Uber Technologies is reportedly under a criminal investigation by federal prosecutors in the U.S. over its use of secret software, which helped the company avoid officials seeking rides to investigate the ride-hailing service, according to news reports Thursday.
Their accounts appear to tally with a report last month by the Portland Bureau of Transportation, which stated that the City of Portland was notified by the U.S. attorney of the Northern District of California that Uber is the subject of a federal inquiry. The city is cooperating with the on-going probe.
Soon after the use of the so-called “greyballing” technology in many countries was reported by the New York Times in early March, Uber said it would prohibit the use of the technology to target action by local regulators.
Data scientists are using machine learning to tackle lung cancer detection.
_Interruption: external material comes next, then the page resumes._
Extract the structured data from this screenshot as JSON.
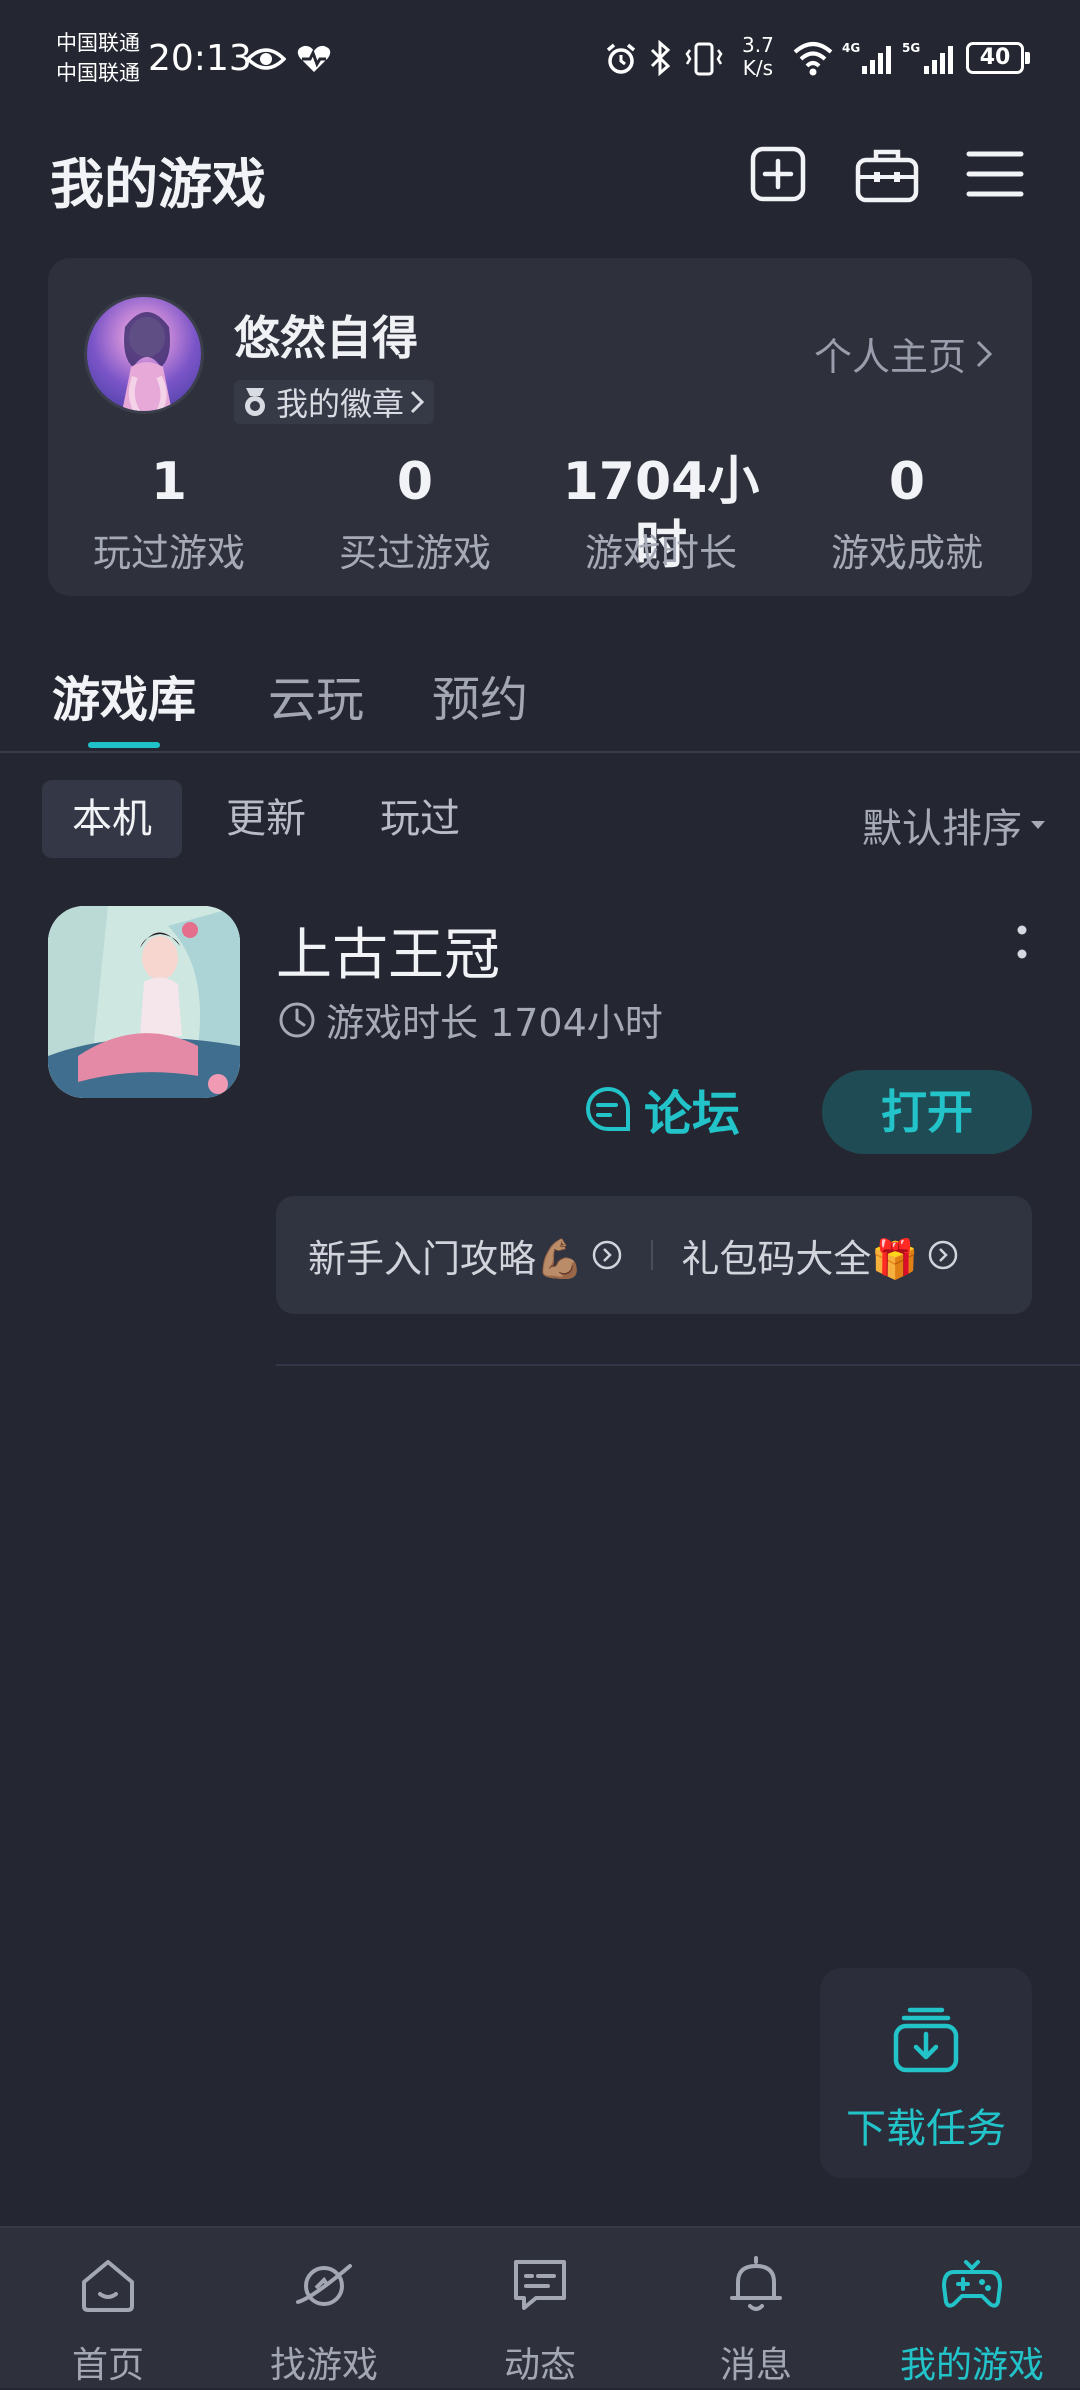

Beginning in January, nearly 10,000 data scientists around the world competed in the Data Science Bowl to develop the most effective algorithm to help medical professionals detect lung cancer earlier and with better accuracy.[ Analytics 50: Call for 2017 entries ]
In 2010, the National Lung Screening Trial showed that annual screening with low-dose computed tomography (CT) — a scanner that uses computer-processed combinations of many X-ray images from different angles to generate high-contrast 3D images — could reduce lung cancer deaths by 20 percent. While a breakthrough for early detection, the technology has also resulted in a relatively high rate of false positives compared with more traditional X-rays.
Blockchain technology is hard to ignore as practically everybody’s talking about it. That’s understandable because it’s predicted to disrupt the value flows that underpin business transactions and economies as well as create new business models. It has enormous power to solve business problems. But is a blockchain “distributed ledger” secure?
Blockchain is still in its infancy, so company leaders are naturally concerned about whether it can be manipulated. Organizations worldwide are seeking to take advantage of the new opportunities and disruptive power of blockchain — organizations that understand the magnitude of potential security issues. It has been rigorously tested in pilots and at scale by many governments, institutions and companies that have found the technology is incredibly secure.